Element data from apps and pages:
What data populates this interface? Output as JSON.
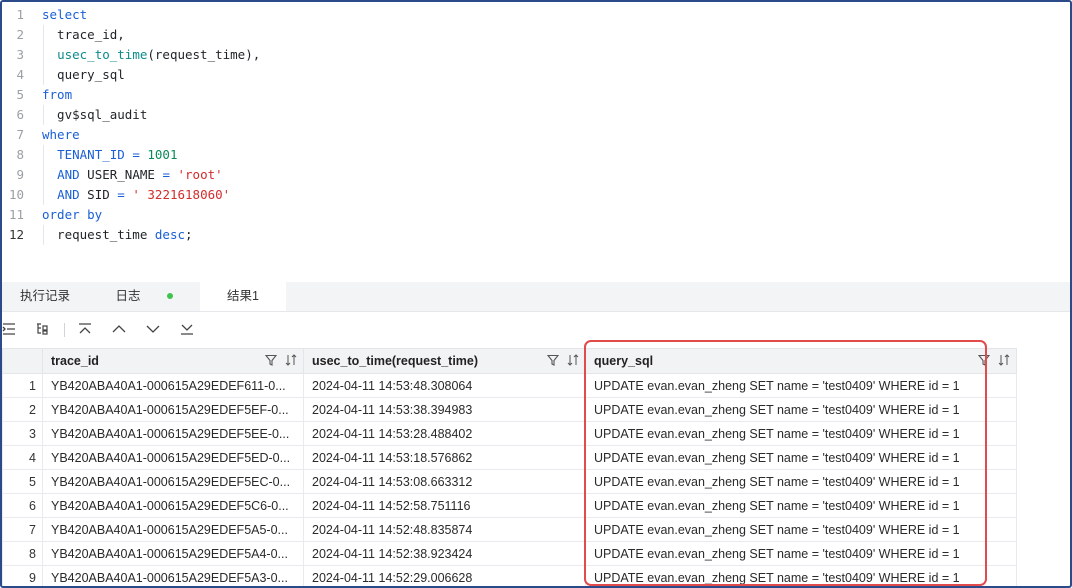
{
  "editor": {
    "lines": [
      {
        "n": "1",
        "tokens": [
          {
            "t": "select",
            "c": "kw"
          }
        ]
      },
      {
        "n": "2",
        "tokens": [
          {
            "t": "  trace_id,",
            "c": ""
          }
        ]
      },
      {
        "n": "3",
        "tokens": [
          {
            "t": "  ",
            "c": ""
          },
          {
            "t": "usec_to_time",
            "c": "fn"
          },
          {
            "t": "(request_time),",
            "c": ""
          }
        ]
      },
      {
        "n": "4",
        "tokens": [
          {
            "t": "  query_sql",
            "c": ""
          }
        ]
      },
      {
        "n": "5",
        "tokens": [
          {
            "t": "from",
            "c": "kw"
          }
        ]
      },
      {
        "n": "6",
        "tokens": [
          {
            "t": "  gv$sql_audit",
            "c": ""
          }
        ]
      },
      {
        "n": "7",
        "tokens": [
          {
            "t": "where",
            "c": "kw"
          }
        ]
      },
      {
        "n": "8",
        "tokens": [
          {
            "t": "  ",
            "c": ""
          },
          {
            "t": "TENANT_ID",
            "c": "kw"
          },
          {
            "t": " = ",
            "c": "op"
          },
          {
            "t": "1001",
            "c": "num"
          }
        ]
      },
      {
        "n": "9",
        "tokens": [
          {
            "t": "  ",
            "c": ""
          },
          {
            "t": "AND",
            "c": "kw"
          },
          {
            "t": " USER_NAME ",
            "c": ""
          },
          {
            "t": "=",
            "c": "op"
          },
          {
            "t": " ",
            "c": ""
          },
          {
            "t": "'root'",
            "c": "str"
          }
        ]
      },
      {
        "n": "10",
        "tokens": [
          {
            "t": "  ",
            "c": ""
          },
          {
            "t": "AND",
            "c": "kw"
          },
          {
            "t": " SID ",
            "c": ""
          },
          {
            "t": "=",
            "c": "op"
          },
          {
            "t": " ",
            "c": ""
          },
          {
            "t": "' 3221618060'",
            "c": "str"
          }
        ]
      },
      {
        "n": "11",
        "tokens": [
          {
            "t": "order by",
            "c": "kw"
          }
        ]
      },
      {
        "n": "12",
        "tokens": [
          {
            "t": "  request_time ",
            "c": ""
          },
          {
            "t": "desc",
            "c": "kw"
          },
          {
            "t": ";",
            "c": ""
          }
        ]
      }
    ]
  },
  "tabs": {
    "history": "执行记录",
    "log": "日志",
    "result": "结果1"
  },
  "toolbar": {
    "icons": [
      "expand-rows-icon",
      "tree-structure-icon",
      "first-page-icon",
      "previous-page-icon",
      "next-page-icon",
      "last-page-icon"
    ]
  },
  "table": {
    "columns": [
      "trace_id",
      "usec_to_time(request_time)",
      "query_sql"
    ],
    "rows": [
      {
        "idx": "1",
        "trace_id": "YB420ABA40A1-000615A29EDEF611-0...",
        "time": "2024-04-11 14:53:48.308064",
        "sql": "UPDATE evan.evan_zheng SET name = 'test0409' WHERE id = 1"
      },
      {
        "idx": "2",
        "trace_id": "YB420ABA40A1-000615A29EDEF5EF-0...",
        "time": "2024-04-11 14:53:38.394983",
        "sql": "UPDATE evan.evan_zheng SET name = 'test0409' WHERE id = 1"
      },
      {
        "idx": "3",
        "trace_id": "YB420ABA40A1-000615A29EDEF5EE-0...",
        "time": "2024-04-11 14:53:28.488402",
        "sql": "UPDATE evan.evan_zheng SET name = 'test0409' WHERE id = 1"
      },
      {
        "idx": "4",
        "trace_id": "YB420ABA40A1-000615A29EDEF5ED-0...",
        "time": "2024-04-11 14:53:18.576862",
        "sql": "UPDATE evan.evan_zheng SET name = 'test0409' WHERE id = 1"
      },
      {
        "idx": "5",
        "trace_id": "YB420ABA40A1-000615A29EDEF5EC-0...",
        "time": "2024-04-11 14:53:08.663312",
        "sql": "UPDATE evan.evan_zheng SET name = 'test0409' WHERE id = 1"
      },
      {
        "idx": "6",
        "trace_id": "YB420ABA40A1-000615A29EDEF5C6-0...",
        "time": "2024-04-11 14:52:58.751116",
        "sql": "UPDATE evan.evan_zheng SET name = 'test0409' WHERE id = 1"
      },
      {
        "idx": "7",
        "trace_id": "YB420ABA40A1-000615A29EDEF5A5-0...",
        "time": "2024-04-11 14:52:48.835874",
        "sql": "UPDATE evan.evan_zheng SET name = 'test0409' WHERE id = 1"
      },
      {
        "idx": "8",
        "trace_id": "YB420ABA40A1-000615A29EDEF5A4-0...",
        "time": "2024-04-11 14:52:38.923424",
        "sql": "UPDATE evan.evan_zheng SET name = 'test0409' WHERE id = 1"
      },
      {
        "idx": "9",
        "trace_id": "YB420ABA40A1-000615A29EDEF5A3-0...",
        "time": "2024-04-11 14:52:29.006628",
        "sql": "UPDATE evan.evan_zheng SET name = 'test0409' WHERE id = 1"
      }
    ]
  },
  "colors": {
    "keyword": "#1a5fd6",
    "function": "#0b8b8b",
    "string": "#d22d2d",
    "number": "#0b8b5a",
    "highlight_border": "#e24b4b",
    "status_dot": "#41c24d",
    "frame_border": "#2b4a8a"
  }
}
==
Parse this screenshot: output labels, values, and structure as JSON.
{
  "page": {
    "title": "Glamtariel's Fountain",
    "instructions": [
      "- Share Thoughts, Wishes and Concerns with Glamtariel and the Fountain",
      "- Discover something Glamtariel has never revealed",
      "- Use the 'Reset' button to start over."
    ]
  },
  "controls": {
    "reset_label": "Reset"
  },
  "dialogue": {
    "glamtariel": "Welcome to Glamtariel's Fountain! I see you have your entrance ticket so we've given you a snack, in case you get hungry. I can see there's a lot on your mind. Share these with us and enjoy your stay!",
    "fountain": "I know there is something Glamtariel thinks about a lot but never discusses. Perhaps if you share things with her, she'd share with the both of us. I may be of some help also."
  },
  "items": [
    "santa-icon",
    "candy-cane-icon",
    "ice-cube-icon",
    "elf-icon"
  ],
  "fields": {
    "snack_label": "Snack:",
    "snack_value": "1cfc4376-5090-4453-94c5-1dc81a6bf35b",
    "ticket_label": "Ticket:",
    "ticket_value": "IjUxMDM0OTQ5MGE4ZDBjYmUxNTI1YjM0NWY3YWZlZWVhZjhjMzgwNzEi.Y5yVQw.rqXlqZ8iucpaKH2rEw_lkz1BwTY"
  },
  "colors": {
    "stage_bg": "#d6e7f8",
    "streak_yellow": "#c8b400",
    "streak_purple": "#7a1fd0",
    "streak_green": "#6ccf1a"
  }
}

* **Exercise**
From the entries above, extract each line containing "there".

* **Exercise response**
    "glamtariel": "Welcome to Glamtariel's Fountain! I see you have your entrance ticket so we've given you a snack, in case you get hungry. I can see there's a lot on your mind. Share these with us and enjoy your stay!",
    "fountain": "I know there is something Glamtariel thinks about a lot but never discusses. Perhaps if you share things with her, she'd share with the both of us. I may be of some help also."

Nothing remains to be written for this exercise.